Calculating Holiday Pay Using the 52 Week Reference Period
Starting on April 2020, the holiday pay reference period will be increased from 12 to 52 weeks. This is to ensure that the calculation of holiday pay for employees in various roles ensures all are being treated equally and fairly. This change is as a result of the Employment coming into force from April 2020 (in Great Britain). It is a change that will help ensure that those workers in seasonal or atypical roles get the paid time off they are entitled to. This article gives more details.
What do the New Rules Mean?
The current Pay reference period only looks back at successful weeks of earnings up to a maximum of 12 weeks. However, if there are weeks of annual leave, statutory payments or nil earnings during that period then these weeks are disregarded, and the employer must count backwards until they have what is referred to as 12 successful weeks of earnings.
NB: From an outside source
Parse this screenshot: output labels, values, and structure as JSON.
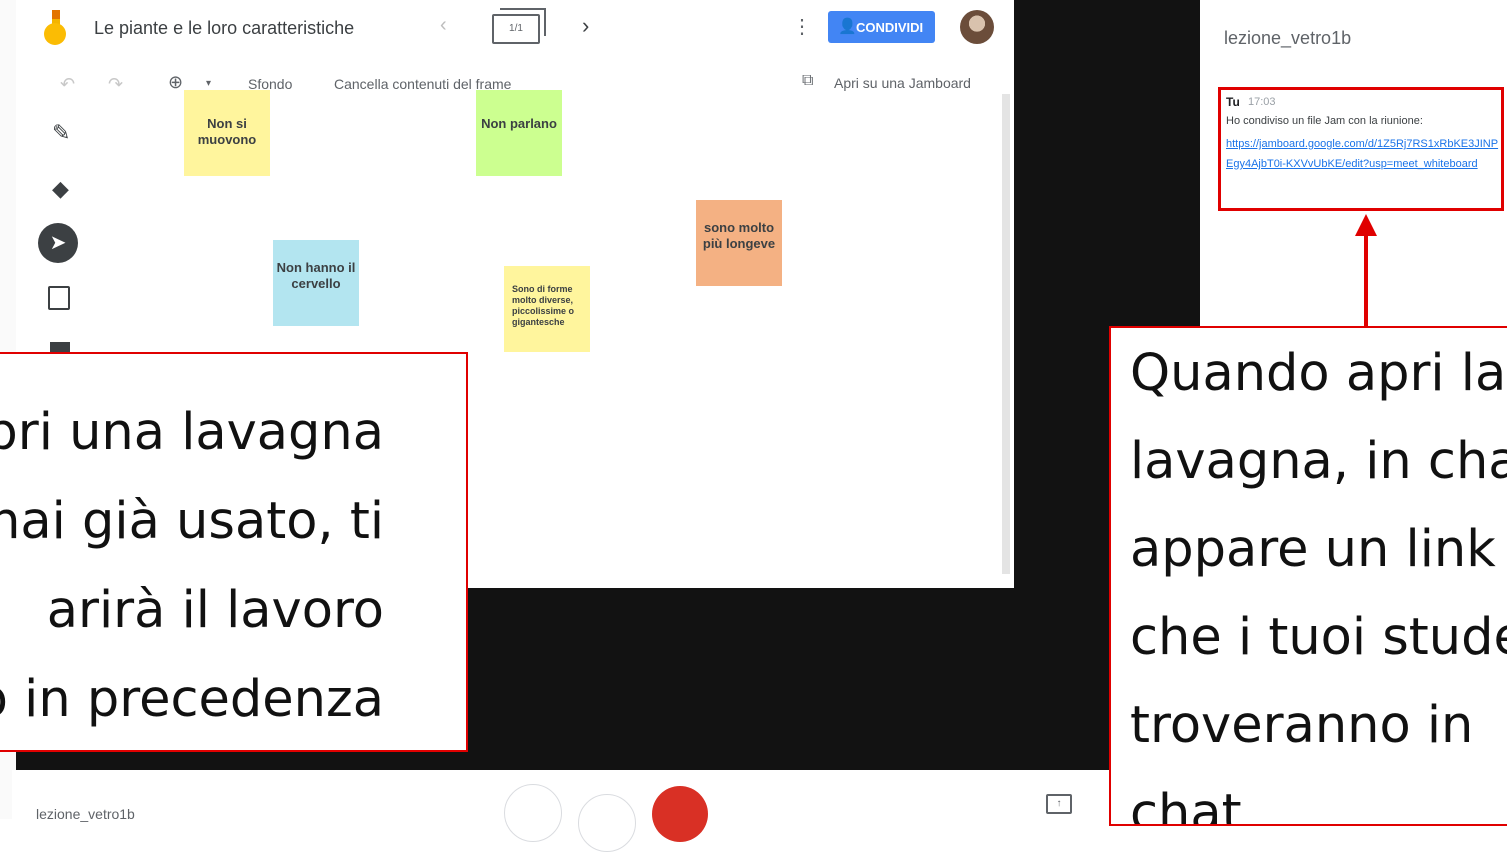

The new rules will allow employers to go back for up to 52 weeks, or for the equivalent weeks available. if they employee has not been employed for a year up to the point of taking annual leave.
As with all payroll changes, there are always questions. For example: how will the new system work? Will my existing payroll software be able to accommodate the change? Will it be a year regardless of how many weeks in that year the employee has been paid? Are we looking for successful weeks only or do all weeks count towards the calculation? There will be other questions too.
In answer, the Department for Business, Energy and Industrial Strategy (BEIS) have said that their plan is that the 52-week reference period will work in much the same way as the 12-week reference period. Employers would have to count back over the last 52 weeks that a worker worked and received pay. Any weeks that a worker did not work or receive pay will be excluded. If there are fewer than 52 weeks worth of pay information, then the employer would have to include as many whole weeks of pay information as are available.
The Department’s response indicates that Employers are looking for 52 weeks of employment and earnings for the calculation of holiday pay – this therefore raises more questions in relation to crossing over tax years and begs the question can existing payroll software calculate from 1 year to the next or are Payroll Bureaux expected to calculate this process ‘manually’?
Watch This Space
As outsourced payroll experts you can be sure that will be keeping a close eye on this area and will be fully up to speed well in advance of APRIL 2020. Contact us for help and advice.